Historical attractions around town
After lunch, pay a visit to the Edgar Allan Poe House & Museum. Though Poe was born in Boston, it was in this house in Baltimore where the poet found literary success in the 1830s. Ever a wanderer, he lived in Philadelphia, Richmond and New York City, though he moved back to Baltimore at the end of his life, and died in mysterious circumstances. His grave lies about seven blocks east off W Fayette St.

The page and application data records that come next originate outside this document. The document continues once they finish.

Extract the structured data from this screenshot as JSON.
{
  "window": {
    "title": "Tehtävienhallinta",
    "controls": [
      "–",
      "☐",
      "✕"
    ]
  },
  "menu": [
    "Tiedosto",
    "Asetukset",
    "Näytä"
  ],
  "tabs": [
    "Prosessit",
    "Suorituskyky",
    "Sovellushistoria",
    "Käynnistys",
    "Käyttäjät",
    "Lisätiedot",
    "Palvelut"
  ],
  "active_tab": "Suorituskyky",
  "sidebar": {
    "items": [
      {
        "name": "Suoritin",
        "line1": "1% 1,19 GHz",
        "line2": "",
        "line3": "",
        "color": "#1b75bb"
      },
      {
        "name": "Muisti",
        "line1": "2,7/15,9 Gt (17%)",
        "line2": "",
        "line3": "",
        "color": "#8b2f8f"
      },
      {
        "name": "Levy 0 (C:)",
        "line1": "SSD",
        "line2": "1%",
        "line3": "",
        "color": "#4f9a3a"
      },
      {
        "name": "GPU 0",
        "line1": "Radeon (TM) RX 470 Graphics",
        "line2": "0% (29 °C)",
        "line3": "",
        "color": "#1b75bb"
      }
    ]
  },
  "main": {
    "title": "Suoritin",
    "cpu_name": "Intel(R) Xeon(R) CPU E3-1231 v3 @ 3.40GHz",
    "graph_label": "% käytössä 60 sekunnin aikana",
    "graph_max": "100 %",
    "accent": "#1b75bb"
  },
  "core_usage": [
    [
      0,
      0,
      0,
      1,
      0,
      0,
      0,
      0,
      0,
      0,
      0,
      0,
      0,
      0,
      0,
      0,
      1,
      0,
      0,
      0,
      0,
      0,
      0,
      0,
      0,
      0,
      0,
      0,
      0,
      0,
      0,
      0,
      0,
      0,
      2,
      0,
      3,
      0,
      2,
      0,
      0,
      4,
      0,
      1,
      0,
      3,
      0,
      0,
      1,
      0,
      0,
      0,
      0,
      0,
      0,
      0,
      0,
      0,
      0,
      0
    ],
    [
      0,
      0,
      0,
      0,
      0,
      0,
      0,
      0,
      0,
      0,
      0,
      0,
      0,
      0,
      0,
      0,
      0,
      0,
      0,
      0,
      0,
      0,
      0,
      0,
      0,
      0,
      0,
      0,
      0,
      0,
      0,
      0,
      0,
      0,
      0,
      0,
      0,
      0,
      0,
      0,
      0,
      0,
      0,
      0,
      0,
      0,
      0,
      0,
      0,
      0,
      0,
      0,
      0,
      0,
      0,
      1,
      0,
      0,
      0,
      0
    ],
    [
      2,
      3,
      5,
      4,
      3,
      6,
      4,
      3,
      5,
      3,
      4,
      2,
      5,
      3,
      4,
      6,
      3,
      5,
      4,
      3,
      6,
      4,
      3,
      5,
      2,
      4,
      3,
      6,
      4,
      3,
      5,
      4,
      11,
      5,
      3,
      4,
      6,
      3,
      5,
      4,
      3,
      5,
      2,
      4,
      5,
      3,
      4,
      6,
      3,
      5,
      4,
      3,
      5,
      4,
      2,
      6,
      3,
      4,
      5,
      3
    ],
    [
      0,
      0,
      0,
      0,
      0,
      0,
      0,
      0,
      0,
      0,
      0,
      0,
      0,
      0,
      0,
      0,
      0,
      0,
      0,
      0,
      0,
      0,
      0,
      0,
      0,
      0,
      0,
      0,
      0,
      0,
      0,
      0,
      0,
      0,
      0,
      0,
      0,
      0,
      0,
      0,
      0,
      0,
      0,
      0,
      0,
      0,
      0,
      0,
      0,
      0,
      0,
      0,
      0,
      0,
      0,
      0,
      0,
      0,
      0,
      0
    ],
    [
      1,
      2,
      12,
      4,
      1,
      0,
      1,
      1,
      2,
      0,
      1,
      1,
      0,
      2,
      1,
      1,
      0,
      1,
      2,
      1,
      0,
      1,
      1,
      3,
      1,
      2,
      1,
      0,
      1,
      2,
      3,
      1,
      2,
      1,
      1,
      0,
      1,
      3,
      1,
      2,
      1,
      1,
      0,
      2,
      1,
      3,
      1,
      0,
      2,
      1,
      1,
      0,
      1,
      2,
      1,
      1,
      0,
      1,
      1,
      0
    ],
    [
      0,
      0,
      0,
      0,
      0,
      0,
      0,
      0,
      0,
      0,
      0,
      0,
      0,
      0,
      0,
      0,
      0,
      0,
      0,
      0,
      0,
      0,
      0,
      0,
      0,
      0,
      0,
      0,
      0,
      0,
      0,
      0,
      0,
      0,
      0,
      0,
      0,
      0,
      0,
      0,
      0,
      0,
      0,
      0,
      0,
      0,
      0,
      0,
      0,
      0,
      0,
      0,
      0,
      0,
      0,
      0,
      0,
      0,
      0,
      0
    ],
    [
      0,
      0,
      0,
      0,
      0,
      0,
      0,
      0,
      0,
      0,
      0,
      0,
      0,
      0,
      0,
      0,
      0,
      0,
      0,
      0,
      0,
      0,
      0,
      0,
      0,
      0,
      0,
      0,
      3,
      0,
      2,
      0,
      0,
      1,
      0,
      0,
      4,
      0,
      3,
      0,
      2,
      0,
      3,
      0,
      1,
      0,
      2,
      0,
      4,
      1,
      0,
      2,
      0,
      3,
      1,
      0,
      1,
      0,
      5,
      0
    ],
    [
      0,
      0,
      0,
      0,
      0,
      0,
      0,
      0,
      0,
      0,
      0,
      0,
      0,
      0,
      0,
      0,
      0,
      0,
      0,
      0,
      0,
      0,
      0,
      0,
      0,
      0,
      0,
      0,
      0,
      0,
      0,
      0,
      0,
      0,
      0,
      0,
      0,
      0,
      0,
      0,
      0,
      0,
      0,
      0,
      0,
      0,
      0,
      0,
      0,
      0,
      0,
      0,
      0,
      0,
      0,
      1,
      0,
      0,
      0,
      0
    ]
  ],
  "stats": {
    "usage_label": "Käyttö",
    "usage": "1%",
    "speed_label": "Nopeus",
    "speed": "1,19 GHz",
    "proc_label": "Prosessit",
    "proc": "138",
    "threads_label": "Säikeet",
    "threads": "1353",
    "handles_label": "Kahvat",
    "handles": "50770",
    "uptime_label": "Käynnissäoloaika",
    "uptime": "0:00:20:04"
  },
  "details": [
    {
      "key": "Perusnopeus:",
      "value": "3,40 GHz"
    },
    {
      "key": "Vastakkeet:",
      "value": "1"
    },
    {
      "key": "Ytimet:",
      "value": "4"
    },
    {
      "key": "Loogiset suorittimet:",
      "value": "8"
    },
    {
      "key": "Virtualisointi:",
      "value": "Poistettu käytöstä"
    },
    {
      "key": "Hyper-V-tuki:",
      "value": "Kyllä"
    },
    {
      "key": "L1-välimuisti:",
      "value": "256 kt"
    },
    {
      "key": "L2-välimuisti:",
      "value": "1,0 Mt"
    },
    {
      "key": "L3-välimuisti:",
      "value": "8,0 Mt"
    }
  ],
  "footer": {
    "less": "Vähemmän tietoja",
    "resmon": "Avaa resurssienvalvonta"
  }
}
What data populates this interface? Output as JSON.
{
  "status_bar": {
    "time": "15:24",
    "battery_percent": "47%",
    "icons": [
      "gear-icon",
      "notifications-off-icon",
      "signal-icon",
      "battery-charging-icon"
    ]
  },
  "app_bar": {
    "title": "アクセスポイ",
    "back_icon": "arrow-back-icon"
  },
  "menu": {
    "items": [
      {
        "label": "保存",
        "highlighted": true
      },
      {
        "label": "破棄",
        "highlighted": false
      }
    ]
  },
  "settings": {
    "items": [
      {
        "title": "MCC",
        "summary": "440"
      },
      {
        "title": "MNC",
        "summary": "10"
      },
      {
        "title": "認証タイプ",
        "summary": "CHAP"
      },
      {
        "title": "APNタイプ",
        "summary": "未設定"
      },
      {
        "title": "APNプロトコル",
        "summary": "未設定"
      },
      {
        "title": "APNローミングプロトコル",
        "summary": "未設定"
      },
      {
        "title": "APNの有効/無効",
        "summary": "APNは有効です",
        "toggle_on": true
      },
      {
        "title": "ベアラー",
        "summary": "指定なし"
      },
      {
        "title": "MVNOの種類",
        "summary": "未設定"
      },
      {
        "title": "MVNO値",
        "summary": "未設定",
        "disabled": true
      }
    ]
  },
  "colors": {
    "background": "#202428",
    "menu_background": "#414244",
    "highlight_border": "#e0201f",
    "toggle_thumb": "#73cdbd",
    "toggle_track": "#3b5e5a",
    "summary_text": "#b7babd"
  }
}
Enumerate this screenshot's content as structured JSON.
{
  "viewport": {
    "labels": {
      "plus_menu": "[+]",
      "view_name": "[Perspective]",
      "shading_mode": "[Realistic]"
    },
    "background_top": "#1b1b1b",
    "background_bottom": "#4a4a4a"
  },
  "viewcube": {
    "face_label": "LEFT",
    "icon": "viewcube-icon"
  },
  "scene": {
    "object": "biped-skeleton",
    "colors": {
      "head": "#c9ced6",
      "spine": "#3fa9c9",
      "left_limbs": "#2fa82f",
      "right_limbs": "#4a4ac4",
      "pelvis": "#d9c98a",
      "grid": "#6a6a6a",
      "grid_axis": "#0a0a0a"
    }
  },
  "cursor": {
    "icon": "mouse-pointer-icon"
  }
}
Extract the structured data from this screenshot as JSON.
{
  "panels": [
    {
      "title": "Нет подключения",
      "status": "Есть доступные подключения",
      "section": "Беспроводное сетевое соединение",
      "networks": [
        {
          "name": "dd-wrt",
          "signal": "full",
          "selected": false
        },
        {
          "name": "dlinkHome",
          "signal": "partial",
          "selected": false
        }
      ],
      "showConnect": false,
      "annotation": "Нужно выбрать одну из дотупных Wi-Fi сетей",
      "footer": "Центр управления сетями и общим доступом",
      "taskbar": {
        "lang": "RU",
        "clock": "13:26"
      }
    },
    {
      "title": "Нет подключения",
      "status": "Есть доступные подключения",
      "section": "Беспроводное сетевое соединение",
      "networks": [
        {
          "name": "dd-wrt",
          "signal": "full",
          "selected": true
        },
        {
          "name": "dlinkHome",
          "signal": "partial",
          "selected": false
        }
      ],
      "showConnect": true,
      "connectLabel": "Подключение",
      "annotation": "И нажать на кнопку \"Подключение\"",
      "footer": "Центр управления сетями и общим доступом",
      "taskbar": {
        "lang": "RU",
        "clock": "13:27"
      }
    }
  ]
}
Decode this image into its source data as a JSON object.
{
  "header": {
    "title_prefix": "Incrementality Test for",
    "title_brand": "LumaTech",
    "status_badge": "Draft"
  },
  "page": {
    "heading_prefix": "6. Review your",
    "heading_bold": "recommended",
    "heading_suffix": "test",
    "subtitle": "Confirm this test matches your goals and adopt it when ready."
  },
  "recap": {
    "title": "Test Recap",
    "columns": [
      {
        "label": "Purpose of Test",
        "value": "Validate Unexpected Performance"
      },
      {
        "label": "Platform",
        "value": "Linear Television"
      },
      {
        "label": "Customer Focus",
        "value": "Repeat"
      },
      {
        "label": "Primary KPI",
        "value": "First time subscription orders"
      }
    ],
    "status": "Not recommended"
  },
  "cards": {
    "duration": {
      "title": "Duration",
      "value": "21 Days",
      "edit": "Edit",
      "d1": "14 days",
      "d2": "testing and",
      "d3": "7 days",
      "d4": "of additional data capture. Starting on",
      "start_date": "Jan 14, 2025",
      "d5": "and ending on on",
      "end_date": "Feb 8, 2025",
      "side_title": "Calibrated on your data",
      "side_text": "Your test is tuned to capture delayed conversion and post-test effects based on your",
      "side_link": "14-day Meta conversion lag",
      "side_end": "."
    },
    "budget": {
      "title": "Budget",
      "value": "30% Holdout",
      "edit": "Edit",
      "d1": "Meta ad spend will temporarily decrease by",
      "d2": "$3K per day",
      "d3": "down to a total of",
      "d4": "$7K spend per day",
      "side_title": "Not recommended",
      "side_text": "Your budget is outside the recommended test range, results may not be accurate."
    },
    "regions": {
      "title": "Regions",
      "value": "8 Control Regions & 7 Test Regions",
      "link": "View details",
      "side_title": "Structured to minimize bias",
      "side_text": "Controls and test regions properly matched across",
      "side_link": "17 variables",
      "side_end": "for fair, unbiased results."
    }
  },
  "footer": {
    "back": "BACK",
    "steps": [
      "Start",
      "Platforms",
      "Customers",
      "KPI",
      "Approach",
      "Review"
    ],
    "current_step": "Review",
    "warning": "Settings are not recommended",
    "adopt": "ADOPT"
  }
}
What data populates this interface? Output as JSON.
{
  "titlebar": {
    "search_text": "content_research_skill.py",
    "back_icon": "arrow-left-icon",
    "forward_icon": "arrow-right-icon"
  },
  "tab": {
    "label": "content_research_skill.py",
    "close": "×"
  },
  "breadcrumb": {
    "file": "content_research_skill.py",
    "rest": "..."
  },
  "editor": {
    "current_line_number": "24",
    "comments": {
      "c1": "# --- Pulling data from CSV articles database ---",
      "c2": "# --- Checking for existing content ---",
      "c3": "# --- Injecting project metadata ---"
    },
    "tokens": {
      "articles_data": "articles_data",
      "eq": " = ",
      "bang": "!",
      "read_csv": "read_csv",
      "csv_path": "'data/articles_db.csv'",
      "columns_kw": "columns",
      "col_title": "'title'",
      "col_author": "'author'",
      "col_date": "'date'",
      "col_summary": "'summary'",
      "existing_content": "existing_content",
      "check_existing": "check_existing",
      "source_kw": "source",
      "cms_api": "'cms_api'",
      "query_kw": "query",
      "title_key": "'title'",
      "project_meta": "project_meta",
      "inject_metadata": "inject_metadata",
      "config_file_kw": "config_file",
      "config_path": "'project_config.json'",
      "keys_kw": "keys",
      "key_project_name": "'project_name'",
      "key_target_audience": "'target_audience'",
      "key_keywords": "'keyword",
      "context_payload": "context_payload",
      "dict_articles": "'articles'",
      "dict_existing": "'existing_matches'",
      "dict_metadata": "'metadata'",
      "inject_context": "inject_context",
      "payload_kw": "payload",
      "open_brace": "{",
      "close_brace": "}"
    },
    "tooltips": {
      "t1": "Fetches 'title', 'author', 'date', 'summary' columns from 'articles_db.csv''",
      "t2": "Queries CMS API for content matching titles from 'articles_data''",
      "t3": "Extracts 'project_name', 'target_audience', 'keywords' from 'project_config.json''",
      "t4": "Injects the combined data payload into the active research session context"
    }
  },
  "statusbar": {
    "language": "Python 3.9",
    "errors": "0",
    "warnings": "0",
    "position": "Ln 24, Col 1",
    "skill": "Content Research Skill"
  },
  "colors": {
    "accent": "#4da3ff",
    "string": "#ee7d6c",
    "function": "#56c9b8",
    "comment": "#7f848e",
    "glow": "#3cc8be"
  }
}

Although it's a bit of a drive (a 20-minute taxi ride from the harbor), it's well worth the effort to reach the Evergreen Museum (museums.jhu.edu/evergreen.php) on the north side of Baltimore. This grand 19th-century mansion provides a fascinating glimpse into upper-class Baltimore life of the 1800s. The house is packed with fine art and masterpieces of the decorative arts – including paintings by Modigliani, glass by Louis Comfort Tiffany and exquisite Asian porcelain – not to mention the astounding rare book collection, numbering some 32,000 volumes. More impressive than the collection however, is the compelling story of the Garrett family, who were world travelers (John W was an active diplomat for some years), astute philanthropists and lovers of the arts – if not always successful performers in their own right (though that didn't stop Alice from taking the stage – her own, which you'll see in the intimate theater below the house).
Farm to table fare
That evening, head to the Woodberry Kitchen, which serves an exquisite selection of locally sourced cuisine. Recent favorites: Shenandoah Valley lamb with wheatberry salad, wood-roasted yellow squash with dill yogurt, Cape May dayboat scallops and Chesapeake softshell crabs. The barnlike setting is complete with a wood-burning hearth that seems a world removed from bustling downtown.
Nightlife in Midtown-Belvedere
End the night in Midtown-Belvedere, a neighborhood just north of Mount Vernon that has a smattering of brewpubs, dive bars and cocktail lounges. It's also something of Baltimore's arts district as it's home to Symphony Hall, the Lyric Opera and the Baltimore Theater Project. A longtime favorite is the Brewer's Art, a two-story eating and drinking space, with a subterranean beer cellar, an elegant dining room in back and a more casual bar-lounge up front. Try housemade brews like the Belgian-style Beazly or the Resurrection, a full-bodied brown ale that has become the flagship brand.
A handy way to get around the waterfront is to use the Baltimore Water Taxi (baltimorewatertaxi.com). Though called a 'taxi', this boat service makes regularly scheduled stops at 13 different landings along five different routes. Key stops include the Harborplace (for the Historic Ships of Baltimore), Fells Point, Rusty Scupper (for the American Visionary Art Museum) and Fort McHenry. Fares are $8 one way or $14 for an all-day pass. You can buy tickets on board.